At the end I quote three elegant paragraphs from Collingwood, which begin:

Assumption for assumption, which are we to prefer? That in sixty generations of continuous thought philosophers have been exerting themselves wholly in vain, and have waited for the first word of good sense until we came on the scene? Or that this labour has been on the whole profitable, and its history the history of an effort neither contemptible nor unrewarded?

We prefer the second assumption; and in this we may seem to follow Daniel McCarthy in “Modernism & Conservatism” (The American Conservative, September 25, 2012), an essay recently promoted on Twitter (which is why I return now to this post). The freedom embraced by modernism may drive one to conservatism, as it did T. S. Eliot. McCarthy quotes Donald Livingston:

The true philosopher recognizes that philosophical reflection consistently purged of the authority of the pre-reflective leads to total skepticism. In this moment of despair, hubristic reason … becomes impotent and utterly silent. It is only then that the philosopher can recognize, for the first time, the authority of that radiant world of pre-reflective common life in which he has his being and which had always been a guide prior to the philosophic act.

Once reason has disestablished everything, including its own authority, what remains? The ground beneath your feet, the social order of which you are a part—things predicated not on any theory but on their immediacy.
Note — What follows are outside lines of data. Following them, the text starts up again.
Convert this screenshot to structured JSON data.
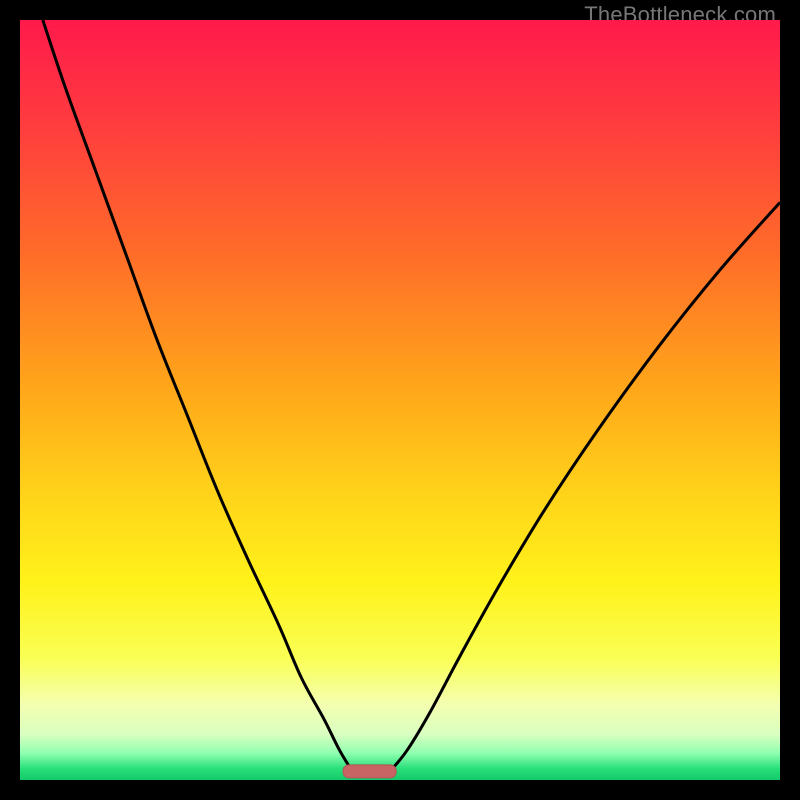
{
  "watermark": "TheBottleneck.com",
  "colors": {
    "frame": "#000000",
    "curve": "#000000",
    "marker_fill": "#c96464",
    "marker_stroke": "#b25555",
    "gradient_stops": [
      {
        "offset": 0.0,
        "color": "#ff1a4b"
      },
      {
        "offset": 0.13,
        "color": "#ff3a3f"
      },
      {
        "offset": 0.3,
        "color": "#ff6a2a"
      },
      {
        "offset": 0.48,
        "color": "#ffa51a"
      },
      {
        "offset": 0.62,
        "color": "#ffd21a"
      },
      {
        "offset": 0.74,
        "color": "#fff21a"
      },
      {
        "offset": 0.84,
        "color": "#faff55"
      },
      {
        "offset": 0.9,
        "color": "#f4ffb0"
      },
      {
        "offset": 0.94,
        "color": "#d9ffc0"
      },
      {
        "offset": 0.965,
        "color": "#8fffb0"
      },
      {
        "offset": 0.985,
        "color": "#28e07a"
      },
      {
        "offset": 1.0,
        "color": "#14c96a"
      }
    ]
  },
  "chart_data": {
    "type": "line",
    "title": "",
    "xlabel": "",
    "ylabel": "",
    "xlim": [
      0,
      100
    ],
    "ylim": [
      0,
      100
    ],
    "grid": false,
    "series": [
      {
        "name": "left-curve",
        "x": [
          3,
          6,
          10,
          14,
          18,
          22,
          26,
          30,
          34,
          37,
          40,
          42,
          43.5
        ],
        "y": [
          100,
          91,
          80,
          69,
          58,
          48,
          38,
          29,
          20.5,
          13.5,
          8,
          4,
          1.5
        ]
      },
      {
        "name": "right-curve",
        "x": [
          49,
          51,
          54,
          58,
          63,
          69,
          76,
          84,
          92,
          100
        ],
        "y": [
          1.5,
          4,
          9,
          16.5,
          25.5,
          35.5,
          46,
          57,
          67,
          76
        ]
      }
    ],
    "marker": {
      "x_center": 46,
      "width": 7,
      "y": 1.2
    }
  }
}
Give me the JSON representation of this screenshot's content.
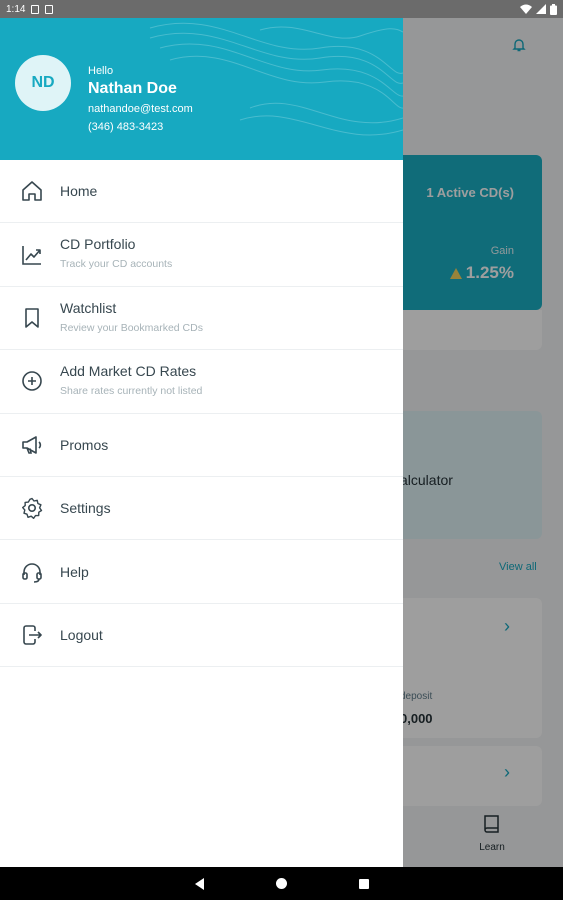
{
  "status_bar": {
    "time": "1:14"
  },
  "drawer": {
    "header": {
      "avatar_initials": "ND",
      "greeting": "Hello",
      "name": "Nathan Doe",
      "email": "nathandoe@test.com",
      "phone": "(346) 483-3423"
    },
    "menu": [
      {
        "label": "Home",
        "icon": "home-icon"
      },
      {
        "label": "CD Portfolio",
        "subtitle": "Track your CD accounts",
        "icon": "chart-line-icon"
      },
      {
        "label": "Watchlist",
        "subtitle": "Review your Bookmarked CDs",
        "icon": "bookmark-icon"
      },
      {
        "label": "Add Market CD Rates",
        "subtitle": "Share rates currently not listed",
        "icon": "add-circle-icon"
      },
      {
        "label": "Promos",
        "icon": "megaphone-icon"
      },
      {
        "label": "Settings",
        "icon": "gear-icon"
      },
      {
        "label": "Help",
        "icon": "headset-icon"
      },
      {
        "label": "Logout",
        "icon": "logout-icon"
      }
    ]
  },
  "background": {
    "active_cds": "1 Active CD(s)",
    "gain_label": "Gain",
    "gain_value": "1.25%",
    "calculator_label": "alculator",
    "view_all": "View all",
    "deposit_label": "deposit",
    "deposit_value": "0,000",
    "learn_label": "Learn"
  },
  "colors": {
    "brand": "#17a9c1",
    "gain_up": "#f4d35e"
  }
}
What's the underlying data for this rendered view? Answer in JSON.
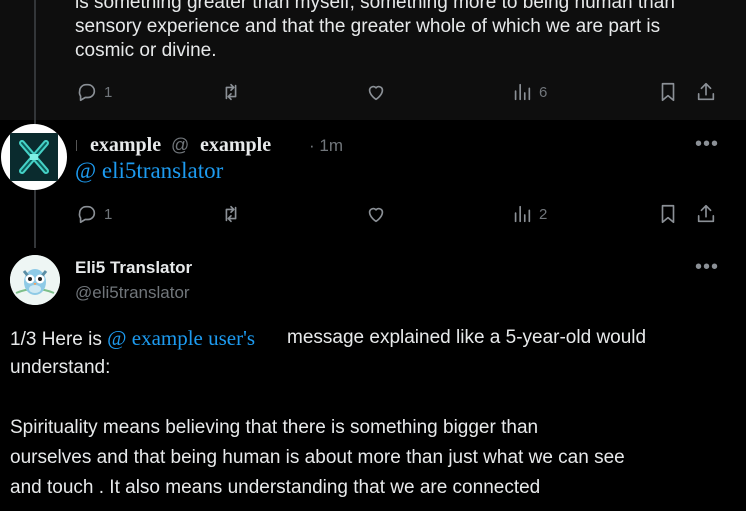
{
  "post_top": {
    "text_lines": [
      "is something greater than myself, something more to being human than",
      "sensory experience and that the greater whole of which we are part is",
      "cosmic or divine."
    ],
    "actions": {
      "reply_count": "1",
      "views_count": "6"
    }
  },
  "reply_post": {
    "display_name": "example",
    "at_symbol": "@",
    "handle": "example",
    "time": "· 1m",
    "mention": "@ eli5translator",
    "actions": {
      "reply_count": "1",
      "views_count": "2"
    }
  },
  "eli5_post": {
    "display_name": "Eli5 Translator",
    "handle": "@eli5translator",
    "line1_prefix": "1/3 Here is ",
    "line1_mention": "@ example user's",
    "line1_suffix": "message explained like a 5-year-old would",
    "line2": "understand:",
    "para2_lines": [
      "Spirituality means believing that there is something bigger than",
      "ourselves and that being human is about more than just what we can see",
      "and touch . It also means understanding that we are connected"
    ]
  },
  "icons": [
    "reply-icon",
    "retweet-icon",
    "like-icon",
    "views-icon",
    "bookmark-icon",
    "share-icon",
    "more-icon"
  ],
  "colors": {
    "background": "#000000",
    "text": "#e7e9ea",
    "link": "#1d9bf0",
    "muted": "#71767b"
  }
}
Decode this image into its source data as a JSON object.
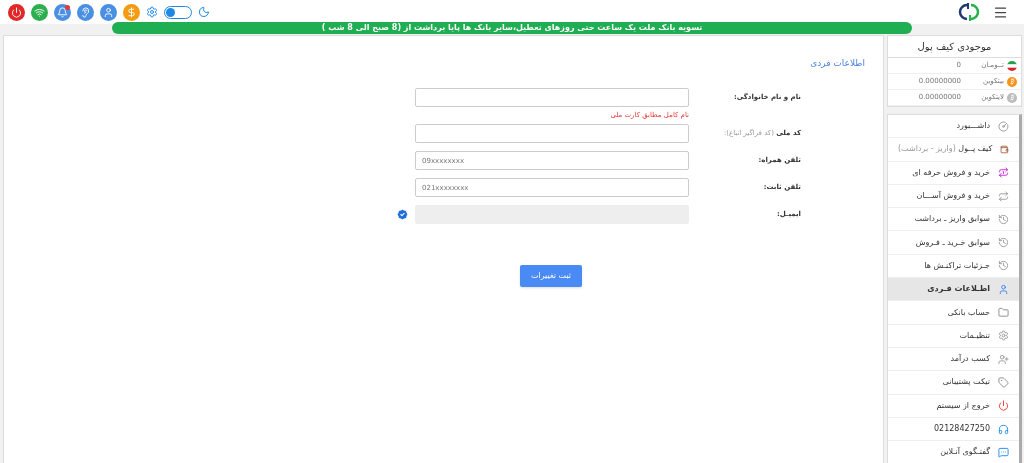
{
  "header": {
    "theme_toggle": {
      "on": false
    }
  },
  "banner": "تسویه بانک ملت یک ساعت حتی روزهای تعطیل،سایر بانک ها پایا برداشت از (8 صبح الی 8 شب )",
  "wallet": {
    "title": "موجودی کیف پول",
    "rows": [
      {
        "label": "تــومـان",
        "value": "0"
      },
      {
        "label": "بیتکوین",
        "value": "0.00000000"
      },
      {
        "label": "لایتکوین",
        "value": "0.00000000"
      }
    ]
  },
  "menu": [
    {
      "label": "داشـــبورد",
      "selected": false
    },
    {
      "label": "کیف پــول",
      "note": "(واریز - برداشت)",
      "selected": false
    },
    {
      "label": "خرید و فروش حرفه ای",
      "selected": false
    },
    {
      "label": "خرید و فروش آســـان",
      "selected": false
    },
    {
      "label": "سوابق واریز ـ برداشت",
      "selected": false
    },
    {
      "label": "سوابق خـرید ـ فـروش",
      "selected": false
    },
    {
      "label": "جـزئیات تراکنـش ها",
      "selected": false
    },
    {
      "label": "اطـلاعات فـردی",
      "selected": true
    },
    {
      "label": "حساب بانکی",
      "selected": false
    },
    {
      "label": "تنظیـمات",
      "selected": false
    },
    {
      "label": "کسب درآمد",
      "selected": false
    },
    {
      "label": "تیکت پشتیبانی",
      "selected": false
    },
    {
      "label": "خروج از سیستم",
      "selected": false
    },
    {
      "label": "02128427250",
      "selected": false
    },
    {
      "label": "گفتـگوی آنـلاین",
      "selected": false
    }
  ],
  "form": {
    "title": "اطلاعات فردی",
    "fields": [
      {
        "label": "نام و نام خانوادگی:",
        "hint": "نام کامل مطابق کارت ملی",
        "disabled": false,
        "verified": false
      },
      {
        "label": "کد ملی",
        "note": "(کد فراگیر اتباع):",
        "disabled": false,
        "verified": false
      },
      {
        "label": "تلفن همراه:",
        "placeholder": "09xxxxxxxx",
        "disabled": false,
        "verified": false
      },
      {
        "label": "تلفن ثابت:",
        "placeholder": "021xxxxxxxx",
        "disabled": false,
        "verified": false
      },
      {
        "label": "ایمیـل:",
        "disabled": true,
        "verified": true
      }
    ],
    "submit": "ثبت تغییرات"
  }
}
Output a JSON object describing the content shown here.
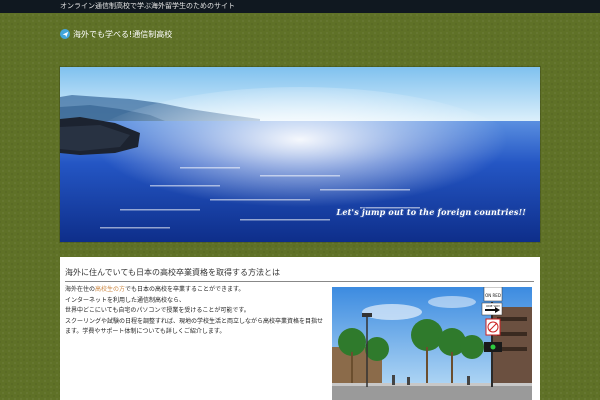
{
  "topbar": {
    "text": "オンライン通信制高校で学ぶ海外留学生のためのサイト"
  },
  "site": {
    "title": "海外でも学べる!通信制高校"
  },
  "hero": {
    "tagline": "Let's jump out to the foreign countries!!",
    "colors": {
      "sky": "#bfe3f7",
      "sea": "#1f55c2",
      "deep_sea": "#0e2e8a"
    }
  },
  "article": {
    "title": "海外に住んでいても日本の高校卒業資格を取得する方法とは",
    "body": {
      "line1_prefix": "海外在住の",
      "line1_link": "高校生の方",
      "line1_suffix": "でも日本の高校を卒業することができます。",
      "line2": "インターネットを利用した通信制高校なら、",
      "line3": "世界中どこにいても自宅のパソコンで授業を受けることが可能です。",
      "line4": "スクーリングや試験の日程を調整すれば、現地の学校生活と両立しながら高校卒業資格を目指せます。学費やサポート体制についても詳しくご紹介します。"
    }
  },
  "photo": {
    "sign_text": "ONE WAY",
    "shop_sign": "ON RED"
  },
  "icons": {
    "site_title_icon": "paper-plane-icon"
  }
}
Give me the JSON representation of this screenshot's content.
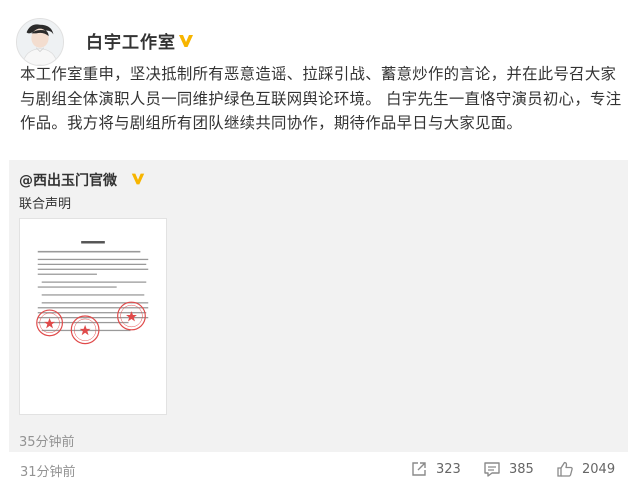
{
  "author": {
    "name": "白宇工作室",
    "verified": true,
    "verified_badge_color": "#f7b500",
    "avatar": "avatar-photo"
  },
  "content": {
    "text": "本工作室重申，坚决抵制所有恶意造谣、拉踩引战、蓄意炒作的言论，并在此号召大家与剧组全体演职人员一同维护绿色互联网舆论环境。 白宇先生一直恪守演员初心，专注作品。我方将与剧组所有团队继续共同协作，期待作品早日与大家见面。"
  },
  "repost": {
    "author": "@西出玉门官微",
    "verified": true,
    "text": "联合声明",
    "image": "joint-statement-document",
    "time": "35分钟前"
  },
  "footer": {
    "time": "31分钟前",
    "repost_count": "323",
    "comment_count": "385",
    "like_count": "2049"
  },
  "colors": {
    "text": "#333333",
    "muted": "#939393",
    "repost_bg": "#f2f2f2",
    "badge": "#f7b500",
    "stamp": "#e04a4a"
  }
}
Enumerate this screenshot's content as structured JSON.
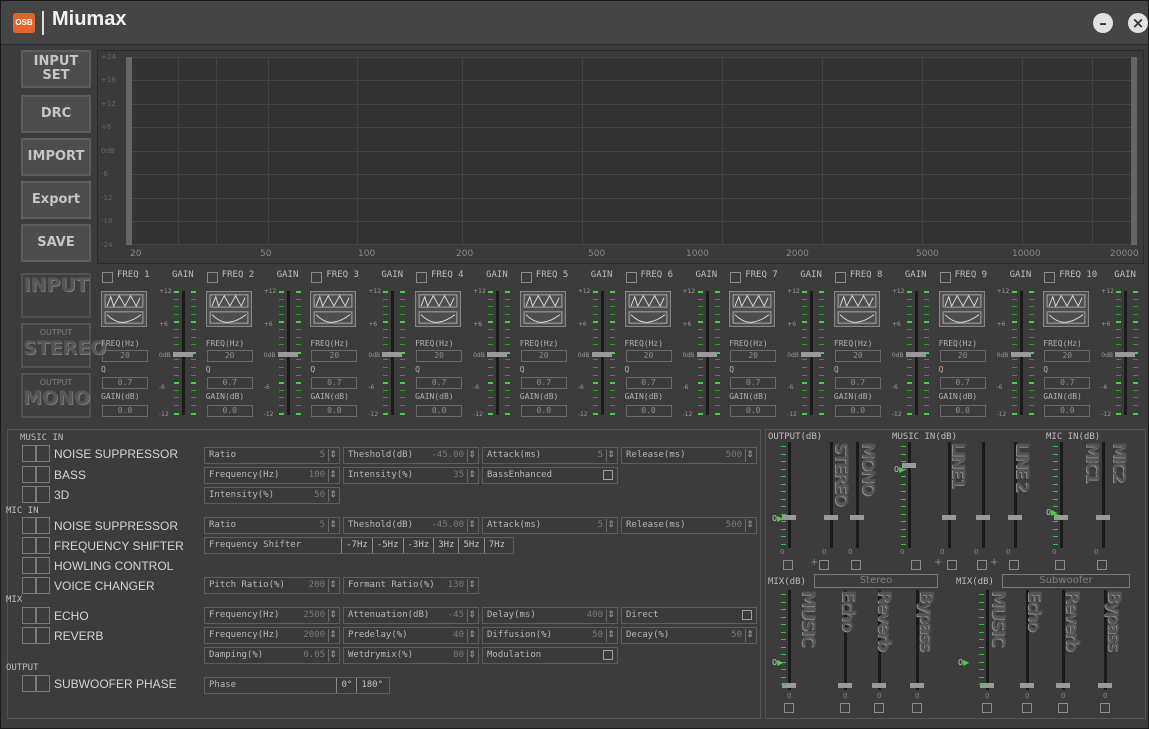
{
  "app": {
    "title": "Miumax",
    "logo_text": "OSB"
  },
  "left_buttons": [
    "INPUT\nSET",
    "DRC",
    "IMPORT",
    "Export",
    "SAVE"
  ],
  "channel_buttons": [
    {
      "small": "",
      "big": "INPUT"
    },
    {
      "small": "OUTPUT",
      "big": "STEREO"
    },
    {
      "small": "OUTPUT",
      "big": "MONO"
    }
  ],
  "eq_graph": {
    "y_labels": [
      "+24",
      "+18",
      "+12",
      "+6",
      "0dB",
      "-6",
      "-12",
      "-18",
      "-24"
    ],
    "x_labels": [
      "20",
      "50",
      "100",
      "200",
      "500",
      "1000",
      "2000",
      "5000",
      "10000",
      "20000"
    ]
  },
  "bands_common": {
    "gain_label": "GAIN",
    "freq_label": "FREQ(Hz)",
    "freq_value": "20",
    "q_label": "Q",
    "q_value": "0.7",
    "gain_db_label": "GAIN(dB)",
    "gain_value": "0.0",
    "scale": [
      "+12",
      "+6",
      "0dB",
      "-6",
      "-12"
    ]
  },
  "bands": [
    "FREQ 1",
    "FREQ 2",
    "FREQ 3",
    "FREQ 4",
    "FREQ 5",
    "FREQ 6",
    "FREQ 7",
    "FREQ 8",
    "FREQ 9",
    "FREQ 10"
  ],
  "sections": {
    "music_in": "MUSIC IN",
    "mic_in": "MIC IN",
    "mix": "MIX",
    "output": "OUTPUT"
  },
  "rows": {
    "noise1": "NOISE SUPPRESSOR",
    "bass": "BASS",
    "threed": "3D",
    "noise2": "NOISE SUPPRESSOR",
    "freqshift": "FREQUENCY SHIFTER",
    "howling": "HOWLING CONTROL",
    "voice": "VOICE CHANGER",
    "echo": "ECHO",
    "reverb": "REVERB",
    "subphase": "SUBWOOFER PHASE"
  },
  "fields": {
    "ns1_ratio": {
      "label": "Ratio",
      "value": "5"
    },
    "ns1_thresh": {
      "label": "Theshold(dB)",
      "value": "-45.00"
    },
    "ns1_attack": {
      "label": "Attack(ms)",
      "value": "5"
    },
    "ns1_release": {
      "label": "Release(ms)",
      "value": "500"
    },
    "bass_freq": {
      "label": "Frequency(Hz)",
      "value": "100"
    },
    "bass_int": {
      "label": "Intensity(%)",
      "value": "35"
    },
    "bass_enh": {
      "label": "BassEnhanced"
    },
    "threed_int": {
      "label": "Intensity(%)",
      "value": "50"
    },
    "ns2_ratio": {
      "label": "Ratio",
      "value": "5"
    },
    "ns2_thresh": {
      "label": "Theshold(dB)",
      "value": "-45.00"
    },
    "ns2_attack": {
      "label": "Attack(ms)",
      "value": "5"
    },
    "ns2_release": {
      "label": "Release(ms)",
      "value": "500"
    },
    "fs": {
      "label": "Frequency Shifter",
      "options": [
        "-7Hz",
        "-5Hz",
        "-3Hz",
        "3Hz",
        "5Hz",
        "7Hz"
      ]
    },
    "vc_pitch": {
      "label": "Pitch Ratio(%)",
      "value": "200"
    },
    "vc_formant": {
      "label": "Formant Ratio(%)",
      "value": "130"
    },
    "echo_freq": {
      "label": "Frequency(Hz)",
      "value": "2500"
    },
    "echo_att": {
      "label": "Attenuation(dB)",
      "value": "-45"
    },
    "echo_delay": {
      "label": "Delay(ms)",
      "value": "400"
    },
    "echo_direct": {
      "label": "Direct"
    },
    "rv_freq": {
      "label": "Frequency(Hz)",
      "value": "2000"
    },
    "rv_predelay": {
      "label": "Predelay(%)",
      "value": "40"
    },
    "rv_diff": {
      "label": "Diffusion(%)",
      "value": "50"
    },
    "rv_decay": {
      "label": "Decay(%)",
      "value": "50"
    },
    "rv_damp": {
      "label": "Damping(%)",
      "value": "0.05"
    },
    "rv_wet": {
      "label": "Wetdrymix(%)",
      "value": "80"
    },
    "rv_mod": {
      "label": "Modulation"
    },
    "phase": {
      "label": "Phase",
      "options": [
        "0°",
        "180°"
      ]
    }
  },
  "mixer": {
    "output_db": "OUTPUT(dB)",
    "music_in_db": "MUSIC IN(dB)",
    "mic_in_db": "MIC IN(dB)",
    "top_channels": [
      "STEREO",
      "MONO",
      "LINE1",
      "LINE 2",
      "MIC1",
      "MIC2"
    ],
    "mix_db": "MIX(dB)",
    "mix_stereo": "Stereo",
    "mix_sub": "Subwoofer",
    "mix_channels": [
      "MUSIC",
      "Echo",
      "Reverb",
      "Bypass",
      "MUSIC",
      "Echo",
      "Reverb",
      "Bypass"
    ],
    "zero": "0",
    "zero_label": "0"
  }
}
This is the profound conservatism to be realized from modernism.

Perhaps one may find this conservatism in some students and faculty at St John’s College; it is not inevitable, and Collingwood hasn’t got it, for all his admiration for Eliot.

A recent theme of this blog has been juxtapositions, especially of paintings, as in the articles “Pairing of paintings” and “More pairings” (both from July, 2013).